Oct 26, 2012 - By Christina George, Staff WriterThe Fremont County Commission agreed unanimously to lift the fire ban that has been in place since the first week of July.
In a letter to commissioners, Fremont County fire warden Craig Haslam said he believed it would be appropriate to suspend fire restrictions in the county because of the time of year, current fuel conditions and recent moisture.
"I feel that the Fire Restrictions helped to alleviate the fire danger in Fremont County this year," Haslam said in his letter, dated Oct. 17. "Due to the heightened awareness level of the residents of Fremont County and their adherence to the fire ban we were fortunate to not have had a worse fire season than the one that we experienced."

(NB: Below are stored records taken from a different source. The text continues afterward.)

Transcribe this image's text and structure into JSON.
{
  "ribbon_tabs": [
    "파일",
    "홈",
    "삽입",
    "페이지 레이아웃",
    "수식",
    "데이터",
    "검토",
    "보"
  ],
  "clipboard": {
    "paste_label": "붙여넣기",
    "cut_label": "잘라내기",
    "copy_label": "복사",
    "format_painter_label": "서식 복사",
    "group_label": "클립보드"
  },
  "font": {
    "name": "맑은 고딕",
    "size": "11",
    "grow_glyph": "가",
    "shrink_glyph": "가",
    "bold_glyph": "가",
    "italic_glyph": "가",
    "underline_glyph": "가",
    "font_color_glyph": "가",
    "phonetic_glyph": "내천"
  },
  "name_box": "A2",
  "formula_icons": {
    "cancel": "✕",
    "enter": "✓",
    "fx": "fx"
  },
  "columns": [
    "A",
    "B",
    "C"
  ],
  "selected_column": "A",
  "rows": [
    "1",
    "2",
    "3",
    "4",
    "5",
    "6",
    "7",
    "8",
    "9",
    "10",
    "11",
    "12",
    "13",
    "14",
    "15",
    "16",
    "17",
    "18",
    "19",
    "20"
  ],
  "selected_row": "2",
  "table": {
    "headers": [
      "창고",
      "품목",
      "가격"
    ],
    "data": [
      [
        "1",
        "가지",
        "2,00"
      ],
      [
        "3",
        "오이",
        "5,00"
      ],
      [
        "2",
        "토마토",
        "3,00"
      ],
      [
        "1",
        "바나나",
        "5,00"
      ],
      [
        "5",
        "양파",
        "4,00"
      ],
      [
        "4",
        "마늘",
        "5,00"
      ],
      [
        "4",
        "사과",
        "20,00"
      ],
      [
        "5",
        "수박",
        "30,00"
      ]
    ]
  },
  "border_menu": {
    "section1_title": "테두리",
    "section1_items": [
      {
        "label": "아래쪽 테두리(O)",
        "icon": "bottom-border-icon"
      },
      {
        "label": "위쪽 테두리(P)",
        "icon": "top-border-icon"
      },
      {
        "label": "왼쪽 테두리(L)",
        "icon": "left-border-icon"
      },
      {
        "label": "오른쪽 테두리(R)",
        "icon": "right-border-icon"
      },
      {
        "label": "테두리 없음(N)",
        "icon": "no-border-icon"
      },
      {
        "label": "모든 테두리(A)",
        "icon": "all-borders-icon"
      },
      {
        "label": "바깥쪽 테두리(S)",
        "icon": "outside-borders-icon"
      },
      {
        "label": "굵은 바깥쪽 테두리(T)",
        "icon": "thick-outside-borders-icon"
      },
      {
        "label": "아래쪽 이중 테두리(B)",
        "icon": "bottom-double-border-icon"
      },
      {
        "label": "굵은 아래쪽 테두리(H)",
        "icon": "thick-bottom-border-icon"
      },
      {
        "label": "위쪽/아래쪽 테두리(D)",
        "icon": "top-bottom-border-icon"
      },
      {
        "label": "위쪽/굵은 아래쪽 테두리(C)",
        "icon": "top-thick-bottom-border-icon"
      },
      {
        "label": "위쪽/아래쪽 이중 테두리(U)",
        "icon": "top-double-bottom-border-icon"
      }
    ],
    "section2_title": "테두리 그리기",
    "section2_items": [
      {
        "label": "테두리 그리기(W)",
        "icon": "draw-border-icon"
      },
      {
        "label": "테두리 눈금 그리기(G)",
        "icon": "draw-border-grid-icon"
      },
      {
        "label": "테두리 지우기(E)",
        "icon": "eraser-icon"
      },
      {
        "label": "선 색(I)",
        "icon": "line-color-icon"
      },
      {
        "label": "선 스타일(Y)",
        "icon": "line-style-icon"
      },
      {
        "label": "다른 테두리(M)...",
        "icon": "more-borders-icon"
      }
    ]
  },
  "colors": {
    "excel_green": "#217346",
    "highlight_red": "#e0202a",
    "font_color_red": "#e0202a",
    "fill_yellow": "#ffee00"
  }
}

"I would concur," commissioner Travis Becker said regarding no longer needing the restrictions.
Commissioner Keja Whiteman asked that the Bureau of Indian Affairs be notified about Fremont County lifting its ban to assure there would be no confusion about fire restrictions still in effect on the Wind River Indian Reservation.
Restrictions on the reservation will remain in place through Dec. 31 or until conditions improve.
Commission chairman Doug Thompson agreed with Whiteman, adding that municipalities will also be informed about the county's restrictions being terminated.
In his letter Haslam also thanked commissioners for their assistance in enforcing the restrictions.
Fire bans were implemented statewide during the summer months because of the extreme drought conditions. Recently, state officials declared this year's wildfire season one of the worst in the Cowboy State's history after more than 14,000 fires scorched more than half a million acres.
The Alpine Lake Fire on the reservation was among the largest fires in the state this season having burned more than 46,000 acres.
Fire bans were first implemented locally on the reservation in late June. Fremont County officials followed suit, executing restrictions a few days later after commissioners made an emergency vote by telephone.
Commissioners cited "an extreme danger of fire" as the need to restrict usage.
Get your copy of The Ranger online, every day! If you are a current print subscriber and want to also access dailyranger.com online (there is nothing more to purchase) including being able to download The Mining and Energy Edition, click here. Looking to start a new online subscription to dailyranger.com (even if it is for just one day)? Access our secure SSL encrypted server and start your subscription now by clicking here.